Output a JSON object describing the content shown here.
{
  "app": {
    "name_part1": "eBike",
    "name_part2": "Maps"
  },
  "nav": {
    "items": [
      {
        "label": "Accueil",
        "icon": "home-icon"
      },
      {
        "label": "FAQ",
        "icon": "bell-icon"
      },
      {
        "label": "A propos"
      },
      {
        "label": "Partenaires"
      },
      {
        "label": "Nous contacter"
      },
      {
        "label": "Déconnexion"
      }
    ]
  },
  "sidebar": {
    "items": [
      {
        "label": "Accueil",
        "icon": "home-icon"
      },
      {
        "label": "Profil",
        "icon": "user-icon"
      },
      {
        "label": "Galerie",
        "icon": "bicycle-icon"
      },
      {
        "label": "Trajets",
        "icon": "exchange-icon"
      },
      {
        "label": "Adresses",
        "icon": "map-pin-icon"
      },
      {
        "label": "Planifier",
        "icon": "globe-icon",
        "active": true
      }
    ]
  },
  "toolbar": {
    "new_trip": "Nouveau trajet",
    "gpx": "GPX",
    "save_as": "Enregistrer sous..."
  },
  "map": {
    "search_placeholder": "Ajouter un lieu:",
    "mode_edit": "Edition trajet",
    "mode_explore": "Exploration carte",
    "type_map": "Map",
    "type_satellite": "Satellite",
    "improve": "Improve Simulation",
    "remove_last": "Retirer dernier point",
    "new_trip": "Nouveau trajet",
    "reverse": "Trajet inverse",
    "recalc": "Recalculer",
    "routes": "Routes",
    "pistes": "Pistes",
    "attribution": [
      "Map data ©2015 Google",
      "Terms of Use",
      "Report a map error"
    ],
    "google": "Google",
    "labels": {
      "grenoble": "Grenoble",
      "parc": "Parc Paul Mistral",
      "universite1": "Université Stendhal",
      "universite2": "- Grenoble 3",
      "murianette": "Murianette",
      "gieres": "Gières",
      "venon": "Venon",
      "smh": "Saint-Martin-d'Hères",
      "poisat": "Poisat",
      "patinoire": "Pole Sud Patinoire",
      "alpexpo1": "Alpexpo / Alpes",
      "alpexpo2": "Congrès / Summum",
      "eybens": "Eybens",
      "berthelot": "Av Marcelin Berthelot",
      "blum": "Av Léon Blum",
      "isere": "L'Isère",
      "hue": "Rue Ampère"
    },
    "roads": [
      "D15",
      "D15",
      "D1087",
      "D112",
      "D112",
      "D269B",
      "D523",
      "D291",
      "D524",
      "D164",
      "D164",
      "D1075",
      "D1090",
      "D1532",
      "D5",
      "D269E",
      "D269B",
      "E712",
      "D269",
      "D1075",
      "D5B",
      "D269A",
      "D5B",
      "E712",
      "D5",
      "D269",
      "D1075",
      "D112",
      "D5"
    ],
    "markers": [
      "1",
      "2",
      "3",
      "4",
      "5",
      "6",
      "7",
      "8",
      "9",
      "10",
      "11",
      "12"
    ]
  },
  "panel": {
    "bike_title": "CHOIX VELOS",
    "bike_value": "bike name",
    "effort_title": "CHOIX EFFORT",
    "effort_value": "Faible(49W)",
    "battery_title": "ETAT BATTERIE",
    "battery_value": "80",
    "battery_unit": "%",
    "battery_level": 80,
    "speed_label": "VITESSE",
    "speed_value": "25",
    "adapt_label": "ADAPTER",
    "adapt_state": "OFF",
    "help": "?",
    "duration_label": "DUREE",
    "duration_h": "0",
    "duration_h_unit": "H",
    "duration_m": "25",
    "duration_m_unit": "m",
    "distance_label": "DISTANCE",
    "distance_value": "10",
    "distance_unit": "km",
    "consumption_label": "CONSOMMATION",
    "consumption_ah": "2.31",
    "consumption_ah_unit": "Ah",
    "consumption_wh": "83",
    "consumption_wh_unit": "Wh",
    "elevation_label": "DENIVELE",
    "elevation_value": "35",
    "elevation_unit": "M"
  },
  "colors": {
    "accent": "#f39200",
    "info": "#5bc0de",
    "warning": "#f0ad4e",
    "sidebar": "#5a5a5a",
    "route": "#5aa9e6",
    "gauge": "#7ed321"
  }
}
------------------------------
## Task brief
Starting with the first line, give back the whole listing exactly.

## Solution to the exercise
Output a JSON object describing the content shown here.
{
  "app": {
    "name_part1": "eBike",
    "name_part2": "Maps"
  },
  "nav": {
    "items": [
      {
        "label": "Accueil",
        "icon": "home-icon"
      },
      {
        "label": "FAQ",
        "icon": "bell-icon"
      },
      {
        "label": "A propos"
      },
      {
        "label": "Partenaires"
      },
      {
        "label": "Nous contacter"
      },
      {
        "label": "Déconnexion"
      }
    ]
  },
  "sidebar": {
    "items": [
      {
        "label": "Accueil",
        "icon": "home-icon"
      },
      {
        "label": "Profil",
        "icon": "user-icon"
      },
      {
        "label": "Galerie",
        "icon": "bicycle-icon"
      },
      {
        "label": "Trajets",
        "icon": "exchange-icon"
      },
      {
        "label": "Adresses",
        "icon": "map-pin-icon"
      },
      {
        "label": "Planifier",
        "icon": "globe-icon",
        "active": true
      }
    ]
  },
  "toolbar": {
    "new_trip": "Nouveau trajet",
    "gpx": "GPX",
    "save_as": "Enregistrer sous..."
  },
  "map": {
    "search_placeholder": "Ajouter un lieu:",
    "mode_edit": "Edition trajet",
    "mode_explore": "Exploration carte",
    "type_map": "Map",
    "type_satellite": "Satellite",
    "improve": "Improve Simulation",
    "remove_last": "Retirer dernier point",
    "new_trip": "Nouveau trajet",
    "reverse": "Trajet inverse",
    "recalc": "Recalculer",
    "routes": "Routes",
    "pistes": "Pistes",
    "attribution": [
      "Map data ©2015 Google",
      "Terms of Use",
      "Report a map error"
    ],
    "google": "Google",
    "labels": {
      "grenoble": "Grenoble",
      "parc": "Parc Paul Mistral",
      "universite1": "Université Stendhal",
      "universite2": "- Grenoble 3",
      "murianette": "Murianette",
      "gieres": "Gières",
      "venon": "Venon",
      "smh": "Saint-Martin-d'Hères",
      "poisat": "Poisat",
      "patinoire": "Pole Sud Patinoire",
      "alpexpo1": "Alpexpo / Alpes",
      "alpexpo2": "Congrès / Summum",
      "eybens": "Eybens",
      "berthelot": "Av Marcelin Berthelot",
      "blum": "Av Léon Blum",
      "isere": "L'Isère",
      "hue": "Rue Ampère"
    },
    "roads": [
      "D15",
      "D15",
      "D1087",
      "D112",
      "D112",
      "D269B",
      "D523",
      "D291",
      "D524",
      "D164",
      "D164",
      "D1075",
      "D1090",
      "D1532",
      "D5",
      "D269E",
      "D269B",
      "E712",
      "D269",
      "D1075",
      "D5B",
      "D269A",
      "D5B",
      "E712",
      "D5",
      "D269",
      "D1075",
      "D112",
      "D5"
    ],
    "markers": [
      "1",
      "2",
      "3",
      "4",
      "5",
      "6",
      "7",
      "8",
      "9",
      "10",
      "11",
      "12"
    ]
  },
  "panel": {
    "bike_title": "CHOIX VELOS",
    "bike_value": "bike name",
    "effort_title": "CHOIX EFFORT",
    "effort_value": "Faible(49W)",
    "battery_title": "ETAT BATTERIE",
    "battery_value": "80",
    "battery_unit": "%",
    "battery_level": 80,
    "speed_label": "VITESSE",
    "speed_value": "25",
    "adapt_label": "ADAPTER",
    "adapt_state": "OFF",
    "help": "?",
    "duration_label": "DUREE",
    "duration_h": "0",
    "duration_h_unit": "H",
    "duration_m": "25",
    "duration_m_unit": "m",
    "distance_label": "DISTANCE",
    "distance_value": "10",
    "distance_unit": "km",
    "consumption_label": "CONSOMMATION",
    "consumption_ah": "2.31",
    "consumption_ah_unit": "Ah",
    "consumption_wh": "83",
    "consumption_wh_unit": "Wh",
    "elevation_label": "DENIVELE",
    "elevation_value": "35",
    "elevation_unit": "M"
  },
  "colors": {
    "accent": "#f39200",
    "info": "#5bc0de",
    "warning": "#f0ad4e",
    "sidebar": "#5a5a5a",
    "route": "#5aa9e6",
    "gauge": "#7ed321"
  }
}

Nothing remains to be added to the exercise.